The US President still has selected no science adviser, leaving scientific information assessment and scientific findings absent from policy making in the White House. The blindness and deafness to scientists and scientific assessment has re-emboldened science denialism in the U.S., evidenced by recent events. Scientific information relating to climate, energy, and society that could guide policy or future studies is slowly disappearing from executive branch and agency websites.
Here is your science policy reading (and listening!) list for April 7, 2017.
- “Why President Trump needs to finally name a science advisor”. John Holdren. STAT. April 5, 2017. Former science adviser to President Obama, John Holdren, gives his perspective on the reasons the U.S. President needs a science adviser and raises awareness about the fact that our current president has so far selected no science adviser, nor a leader for the White House Office of Science and Technology Policy. It’s worth noting that while science didn’t suffer overall, per se, under Obama, he wasn’t overly friendly to most areas of basic research either. Nonetheless, Holdren makes excellent points.
- “Arctic researcher says White House is deleting her citations“. Quirks and Quarks. April 1, 2017. The Canadian Broadcasting Company’s “Quirks and Quarks” weekly science program discusses one climate researcher’s perspectives on her work disappearing from U.S. executive branch websites, including science agencies where such information should have been available. Host Bob McDonald interviews climate researcher Victoria Herrmann. You can read her op-ed in The Guardian below.
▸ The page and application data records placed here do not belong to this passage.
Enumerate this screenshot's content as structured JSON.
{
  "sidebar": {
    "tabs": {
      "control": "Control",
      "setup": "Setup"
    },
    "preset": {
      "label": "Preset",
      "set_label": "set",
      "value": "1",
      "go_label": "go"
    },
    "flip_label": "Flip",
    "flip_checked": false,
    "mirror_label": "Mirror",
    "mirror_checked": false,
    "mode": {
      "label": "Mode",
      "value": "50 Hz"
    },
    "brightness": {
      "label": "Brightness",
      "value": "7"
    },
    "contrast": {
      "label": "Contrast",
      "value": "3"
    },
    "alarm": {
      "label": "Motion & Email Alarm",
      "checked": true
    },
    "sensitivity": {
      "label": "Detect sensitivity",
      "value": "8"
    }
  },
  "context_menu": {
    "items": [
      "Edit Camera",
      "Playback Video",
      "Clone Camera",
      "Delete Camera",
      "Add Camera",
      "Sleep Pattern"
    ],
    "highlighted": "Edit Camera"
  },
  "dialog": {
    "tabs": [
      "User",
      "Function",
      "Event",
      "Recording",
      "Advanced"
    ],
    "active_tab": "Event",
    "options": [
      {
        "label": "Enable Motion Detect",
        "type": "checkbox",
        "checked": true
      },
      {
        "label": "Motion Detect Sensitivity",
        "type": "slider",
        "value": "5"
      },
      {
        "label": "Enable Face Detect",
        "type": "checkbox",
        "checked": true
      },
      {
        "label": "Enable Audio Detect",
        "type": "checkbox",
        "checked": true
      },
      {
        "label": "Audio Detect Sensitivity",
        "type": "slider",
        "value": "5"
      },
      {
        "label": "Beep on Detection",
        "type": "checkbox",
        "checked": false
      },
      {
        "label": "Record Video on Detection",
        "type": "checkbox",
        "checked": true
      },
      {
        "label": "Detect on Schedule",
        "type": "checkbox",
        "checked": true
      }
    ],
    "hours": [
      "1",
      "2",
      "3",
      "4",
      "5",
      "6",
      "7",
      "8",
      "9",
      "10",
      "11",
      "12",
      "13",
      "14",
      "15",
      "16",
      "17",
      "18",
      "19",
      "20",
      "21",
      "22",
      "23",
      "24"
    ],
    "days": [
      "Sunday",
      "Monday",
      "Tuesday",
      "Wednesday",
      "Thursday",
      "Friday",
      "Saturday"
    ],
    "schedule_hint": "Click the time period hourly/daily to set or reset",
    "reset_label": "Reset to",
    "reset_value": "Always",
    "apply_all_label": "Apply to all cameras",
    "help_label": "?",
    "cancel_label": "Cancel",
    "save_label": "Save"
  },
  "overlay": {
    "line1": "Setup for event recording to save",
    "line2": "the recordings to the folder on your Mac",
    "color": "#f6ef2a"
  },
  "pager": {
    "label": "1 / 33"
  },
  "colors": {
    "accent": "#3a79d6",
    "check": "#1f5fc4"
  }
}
- “I am an Arctic researcher. Donald Trump is deleting my citations“. The Guardian. March 28, 2017. As mentioned above, climate researcher Victoria Herrmann discusses, in her own words, finding out some of the past work done through U.S. federal research agencies is beginning to disappear, making it hard, if not impossible, to actually cite that work any longer as established knowledge.
- “A political organization that doubts climate science is sending this book to 200,000 teachers“. Angela Fritz. March 29, 2017. Washington Post. The science is clear: humans have been pouring CO2 into the atmosphere since the beginning of the industrial revolution, CO2 traps heat and puts even more greenhouse gases (water, methane) into the air, amplifies warming, traps more heat, and changes the climate. The Heartland Institute hosted a fake conference, cleverly named the “NIPCC” to make it sound related to the United Nations International Panel on Climate Change (IPCC), collected a bunch of ideas for how to argue that there is no consensus on climate change, and collected them into a slick book that they are trying to use to trick teachers into doubting that scientists know about the nature and cause of current climate change. What I think is also interesting about this story is the softness of the headline; the Heartland Institute, founded in part to reject scientific criticism of tobacco and its link to cancer, does not just doubt climate science; they actively undermine the scientific process to prevent the American people and its representative government from taking policy action of any kind.
- “Climate doubters gather, call for killing EPA’s finding that carbon dioxide endangers public health“. Hannah Hess. E&E News. Published in Latest News by Science Magazine. March 24, 2017. Following on the theme of empowering science denialists, this piece explores the kind of organized action being called for by organizations that actively work against the scientific assessment of climate change and its causes. They are working to deny that carbon dioxide should be classed and assessed as a hazard to the environment.
- “Lamar Smith, unbound, lays out political strategy at climate doubters’ conference“. Jeffrey Mervis. Published in Latest News by Science Magazine. March 24, 2017. Lamar Smith, member of the House of Representative, Texas congressman, and head of the House Science committee doesn’t speak much, but he spoke a lot recently when he felt relaxed around a like-minded group of climate science denialists. He even “…acknowledged that the [science] committee is now a tool to advance his political agenda rather than a forum to examine important issues facing the U.S. research community,” asserting that “‘Next week we’re going to have a hearing on our favorite subject of climate change and also on the scientific method, which has been repeatedly ignored by the so-called self-professed climate scientists.'” Of course, the only person who doesn’t seem to understand the scientific method is Rep. Smith himself, who rides his ignorance as a proud steed ahead of the science committee of the House.
- “Trump wants to slash funds for the outside experts who make sure EPA gets the science right“. Chris Mooney. The Washington Post. April 4, 2017. The President has sent more recommendations about how to cut money away from the Environmental Protection Agency, and as part of that recommends shrinking the external panel that advises the EPA on the scientific reliability and basis of regulations and actions. This appears, from the outside, not to be a cost-cutting move but rather a way to further avoid having the scientific method, the best way humans have devised to determine reliable information about the natural world, from playing a role in policy making related to issues where science should be central.